● **EXERCISE**
Go through the records line by line and work out how many lines hold the word "this". Answer with the number only.

╭─ AVAILABLE RECORDS

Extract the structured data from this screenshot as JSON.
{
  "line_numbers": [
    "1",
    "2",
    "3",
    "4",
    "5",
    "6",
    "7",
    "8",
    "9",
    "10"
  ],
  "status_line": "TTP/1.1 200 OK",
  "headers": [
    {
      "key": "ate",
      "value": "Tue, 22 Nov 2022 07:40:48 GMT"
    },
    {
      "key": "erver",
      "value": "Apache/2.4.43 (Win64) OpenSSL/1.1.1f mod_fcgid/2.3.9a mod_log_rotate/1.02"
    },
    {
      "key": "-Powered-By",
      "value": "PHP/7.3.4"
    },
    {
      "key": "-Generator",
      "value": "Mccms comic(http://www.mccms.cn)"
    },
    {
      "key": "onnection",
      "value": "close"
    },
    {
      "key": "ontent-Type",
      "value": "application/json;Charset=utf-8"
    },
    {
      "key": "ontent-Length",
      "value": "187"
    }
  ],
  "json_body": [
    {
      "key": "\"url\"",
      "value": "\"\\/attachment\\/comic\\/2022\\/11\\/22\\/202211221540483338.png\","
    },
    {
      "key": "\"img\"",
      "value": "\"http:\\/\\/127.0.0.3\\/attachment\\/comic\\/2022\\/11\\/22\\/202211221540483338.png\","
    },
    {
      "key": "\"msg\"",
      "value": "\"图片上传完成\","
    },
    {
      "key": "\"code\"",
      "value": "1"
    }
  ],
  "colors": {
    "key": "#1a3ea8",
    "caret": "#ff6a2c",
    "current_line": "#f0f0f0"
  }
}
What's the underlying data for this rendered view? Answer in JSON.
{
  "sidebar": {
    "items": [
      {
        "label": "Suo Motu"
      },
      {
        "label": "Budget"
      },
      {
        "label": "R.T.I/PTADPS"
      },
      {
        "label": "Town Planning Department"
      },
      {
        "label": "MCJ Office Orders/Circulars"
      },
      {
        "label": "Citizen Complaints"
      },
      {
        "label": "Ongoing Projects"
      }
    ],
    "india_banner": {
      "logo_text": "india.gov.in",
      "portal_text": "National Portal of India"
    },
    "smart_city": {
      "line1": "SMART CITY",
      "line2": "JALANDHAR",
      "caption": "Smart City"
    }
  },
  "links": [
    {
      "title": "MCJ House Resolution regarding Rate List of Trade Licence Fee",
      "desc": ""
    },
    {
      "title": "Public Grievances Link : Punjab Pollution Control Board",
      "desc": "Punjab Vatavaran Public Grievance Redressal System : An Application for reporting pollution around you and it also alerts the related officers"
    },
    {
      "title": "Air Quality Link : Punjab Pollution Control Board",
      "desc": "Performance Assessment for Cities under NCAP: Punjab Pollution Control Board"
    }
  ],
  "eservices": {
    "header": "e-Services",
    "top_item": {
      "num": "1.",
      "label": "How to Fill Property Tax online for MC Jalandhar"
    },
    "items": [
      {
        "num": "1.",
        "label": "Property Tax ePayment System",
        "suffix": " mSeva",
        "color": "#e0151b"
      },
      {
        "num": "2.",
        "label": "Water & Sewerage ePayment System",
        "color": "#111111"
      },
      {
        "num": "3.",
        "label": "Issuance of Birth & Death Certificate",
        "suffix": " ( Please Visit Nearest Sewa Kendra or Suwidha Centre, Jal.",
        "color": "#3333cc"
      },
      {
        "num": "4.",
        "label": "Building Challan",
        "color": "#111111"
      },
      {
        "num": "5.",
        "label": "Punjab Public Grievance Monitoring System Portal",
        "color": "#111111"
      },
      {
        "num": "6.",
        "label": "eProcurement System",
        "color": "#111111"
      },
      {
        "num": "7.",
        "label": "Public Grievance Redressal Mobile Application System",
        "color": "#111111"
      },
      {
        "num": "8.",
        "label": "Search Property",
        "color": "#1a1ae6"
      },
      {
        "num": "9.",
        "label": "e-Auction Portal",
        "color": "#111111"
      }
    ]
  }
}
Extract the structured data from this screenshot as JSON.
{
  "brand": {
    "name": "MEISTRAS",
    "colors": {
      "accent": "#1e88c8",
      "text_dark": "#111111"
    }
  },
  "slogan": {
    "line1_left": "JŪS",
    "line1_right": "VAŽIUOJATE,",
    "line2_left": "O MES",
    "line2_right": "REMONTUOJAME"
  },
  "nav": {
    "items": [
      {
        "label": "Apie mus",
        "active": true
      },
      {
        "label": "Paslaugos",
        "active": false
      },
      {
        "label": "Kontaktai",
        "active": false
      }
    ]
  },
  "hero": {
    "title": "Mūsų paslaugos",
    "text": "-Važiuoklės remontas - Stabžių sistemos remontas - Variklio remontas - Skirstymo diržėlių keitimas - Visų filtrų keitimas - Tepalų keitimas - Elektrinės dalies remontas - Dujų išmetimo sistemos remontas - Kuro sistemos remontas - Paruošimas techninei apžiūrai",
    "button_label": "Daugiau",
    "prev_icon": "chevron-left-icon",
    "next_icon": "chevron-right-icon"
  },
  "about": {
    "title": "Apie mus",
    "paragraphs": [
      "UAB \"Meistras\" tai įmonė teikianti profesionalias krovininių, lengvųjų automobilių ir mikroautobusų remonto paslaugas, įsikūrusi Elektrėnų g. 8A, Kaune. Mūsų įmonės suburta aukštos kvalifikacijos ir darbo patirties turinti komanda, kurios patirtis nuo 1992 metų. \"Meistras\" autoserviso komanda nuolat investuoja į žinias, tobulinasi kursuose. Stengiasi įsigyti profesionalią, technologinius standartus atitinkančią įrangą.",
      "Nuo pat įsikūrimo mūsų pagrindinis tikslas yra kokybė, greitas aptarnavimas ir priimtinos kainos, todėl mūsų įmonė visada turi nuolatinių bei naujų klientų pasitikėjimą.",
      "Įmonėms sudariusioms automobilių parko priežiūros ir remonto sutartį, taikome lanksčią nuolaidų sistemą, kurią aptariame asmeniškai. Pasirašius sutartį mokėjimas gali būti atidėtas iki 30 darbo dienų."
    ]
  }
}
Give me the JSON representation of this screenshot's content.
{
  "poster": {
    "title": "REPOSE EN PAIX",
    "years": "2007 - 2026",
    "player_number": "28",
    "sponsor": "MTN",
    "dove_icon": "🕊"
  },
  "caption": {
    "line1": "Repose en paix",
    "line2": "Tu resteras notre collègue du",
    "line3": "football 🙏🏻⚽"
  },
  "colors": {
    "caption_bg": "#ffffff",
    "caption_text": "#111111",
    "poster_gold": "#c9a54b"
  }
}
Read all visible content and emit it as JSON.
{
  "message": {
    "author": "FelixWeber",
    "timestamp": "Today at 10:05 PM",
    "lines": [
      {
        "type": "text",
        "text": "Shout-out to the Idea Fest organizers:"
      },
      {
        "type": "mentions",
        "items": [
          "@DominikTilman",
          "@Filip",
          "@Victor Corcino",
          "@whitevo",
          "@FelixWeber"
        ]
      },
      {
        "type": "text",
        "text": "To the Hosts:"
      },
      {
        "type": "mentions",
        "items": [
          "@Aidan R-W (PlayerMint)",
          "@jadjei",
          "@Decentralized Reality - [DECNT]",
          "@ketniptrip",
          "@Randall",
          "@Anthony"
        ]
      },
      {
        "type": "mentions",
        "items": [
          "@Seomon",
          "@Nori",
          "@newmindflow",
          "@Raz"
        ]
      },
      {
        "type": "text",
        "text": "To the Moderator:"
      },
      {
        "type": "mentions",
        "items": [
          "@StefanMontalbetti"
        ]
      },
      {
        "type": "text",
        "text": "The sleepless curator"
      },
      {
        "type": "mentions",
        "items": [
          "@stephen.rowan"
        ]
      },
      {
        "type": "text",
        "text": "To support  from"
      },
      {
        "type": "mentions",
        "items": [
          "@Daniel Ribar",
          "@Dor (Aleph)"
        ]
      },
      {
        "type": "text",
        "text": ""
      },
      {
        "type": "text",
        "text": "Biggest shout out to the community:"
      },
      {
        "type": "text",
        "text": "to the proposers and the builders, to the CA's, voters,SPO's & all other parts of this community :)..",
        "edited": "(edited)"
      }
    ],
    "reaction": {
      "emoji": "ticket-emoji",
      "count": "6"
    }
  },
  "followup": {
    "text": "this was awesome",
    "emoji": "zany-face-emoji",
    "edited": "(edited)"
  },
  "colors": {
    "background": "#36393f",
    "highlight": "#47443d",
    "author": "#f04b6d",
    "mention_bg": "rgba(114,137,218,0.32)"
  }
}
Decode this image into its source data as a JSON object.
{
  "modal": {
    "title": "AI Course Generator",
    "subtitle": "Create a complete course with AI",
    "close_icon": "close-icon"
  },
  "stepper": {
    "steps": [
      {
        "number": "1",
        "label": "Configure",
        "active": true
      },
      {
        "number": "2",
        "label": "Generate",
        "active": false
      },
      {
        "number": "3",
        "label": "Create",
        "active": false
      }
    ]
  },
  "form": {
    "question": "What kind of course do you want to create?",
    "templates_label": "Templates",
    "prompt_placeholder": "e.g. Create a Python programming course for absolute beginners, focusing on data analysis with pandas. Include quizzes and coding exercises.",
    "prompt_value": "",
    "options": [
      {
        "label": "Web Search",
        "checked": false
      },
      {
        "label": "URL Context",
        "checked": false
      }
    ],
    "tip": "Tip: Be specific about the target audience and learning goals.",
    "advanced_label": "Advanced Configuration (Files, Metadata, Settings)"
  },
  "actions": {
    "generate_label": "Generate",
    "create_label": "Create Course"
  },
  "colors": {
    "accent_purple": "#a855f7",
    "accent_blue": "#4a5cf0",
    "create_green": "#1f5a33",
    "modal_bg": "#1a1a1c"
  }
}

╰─

● **TASK OUTPUT**
7